I guess this is called FOUC problem.
A Flash of unstyled content (FOUC) is
an instance where a web page appears
briefly unstyled prior to loading an
external CSS stylesheet. The page
corrects itself as quickly as the
style rules are loaded and applied,
however the shift is quite visible and
distracting. After the web page
appears, the viewer sees unstyled HTML
morph into a differently styled
Why does a page takes more load time?
One of the most problematic tasks when
working on a Web browser is getting an
accurate measurement of how long
you're taking to load Web pages. In
order to understand why this is
tricky, we'll need to understand what
exactly browsers do when you ask them
to load a URL.
So what happens when you go to a URL
like cnn.com? Well, the first step is
to start fetching the data from the
network. This is typically done on a
thread other than the main UI thread.
As the data for the page comes in, it
is fed to an HTML tokenizer. It's the
tokenizer's job to take the data
stream and figure out what the
individual tokens are, e.g., a start
tag, an attribute name, an attribute
value, an end tag, etc. The tokenizer
then feeds the individual tokens to an
The parser's job is to build up the
DOM tree for a document. Some DOM
elements also represent subresources
like stylesheets, scripts, and images,
and those loads need to be kicked off
when those DOM nodes are encountered.
In addition to building up a DOM tree,
modern CSS2-compliant browsers also
build up separate rendering trees that
represent what is actually shown on
your screen when painting. It's
important to note two things about the
rendering tree vs. the DOM tree.
(1) If stylesheets are still loading,
it is wasteful to construct the
rendering tree, since you don't want
to paint anything at all until all
stylesheets have been loaded and
parsed. Otherwise you'll run into a
problem called FOUC (the flash of
unstyled content problem), where you
show content before it's ready.
(2) Image loads should be kicked off
as soon as possible, and that means
they need to happen from the DOM tree
rather then the rendering tree. You
don't want to have to wait for a CSS
file to load just to kick off the
loads of images.
There are two options for how to deal
with delayed construction of the
render tree because of stylesheet
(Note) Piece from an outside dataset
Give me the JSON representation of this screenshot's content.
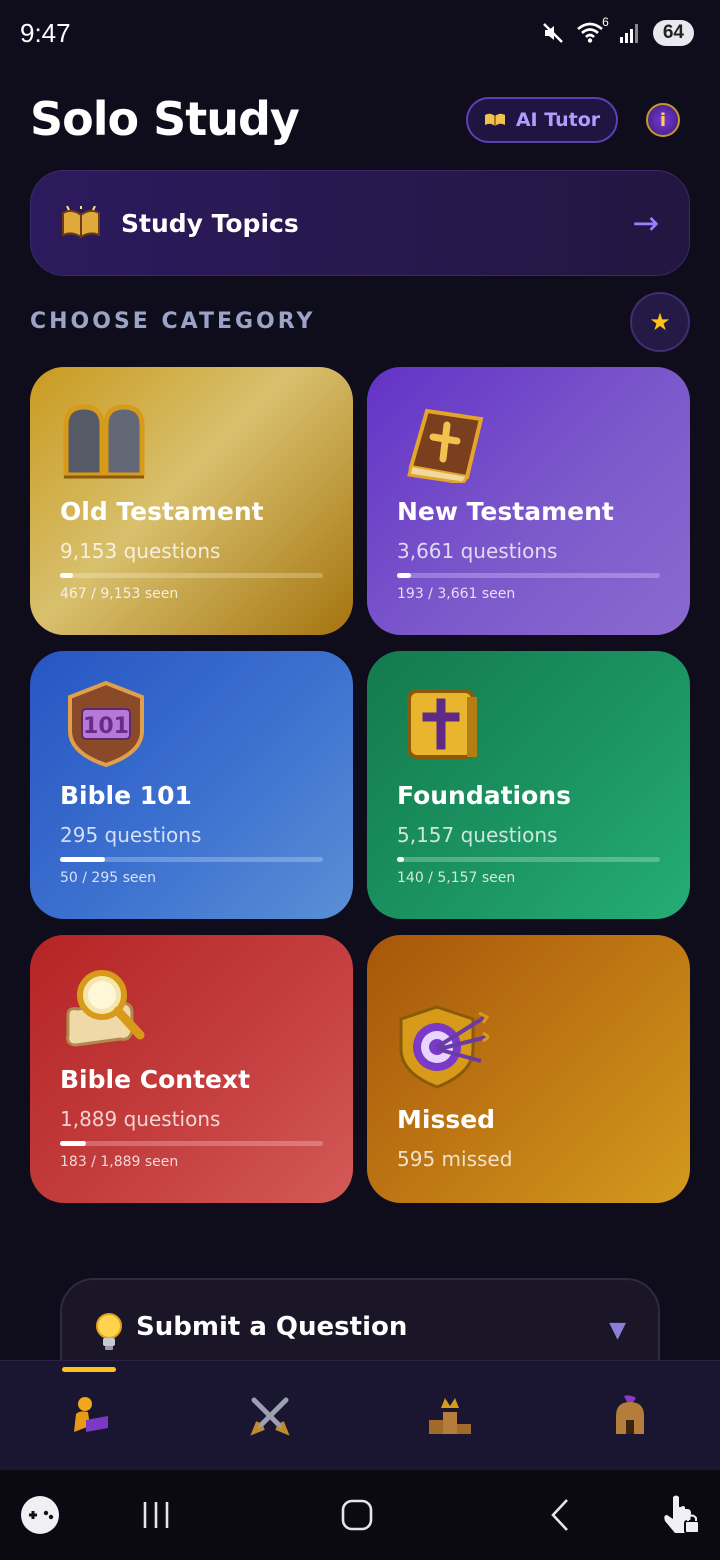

loads. You can either block the parser
until the stylesheets have loaded,
which has the disadvantage of keeping
you from parallelizing resource loads,
or you can allow parsing to continue
but simply prevent the construction of
the render tree. Safari does the
External scripts must block the parser
by default (because they can
document.write). An exception is when
defer is specified for scripts, in
which case the browser knows it can
delay the execution of the script and
What are some of the relevant
milestones in the life of a loading
page as far as figuring out when you
can actually reliably display content?
(1) All stylesheets have loaded.
(2) All data for the HTML page has been
(3) All data for the HTML
page has been parsed.
subresources have loaded (the onload
You can find more info on this here.
Hope that helps in explaining why this happens.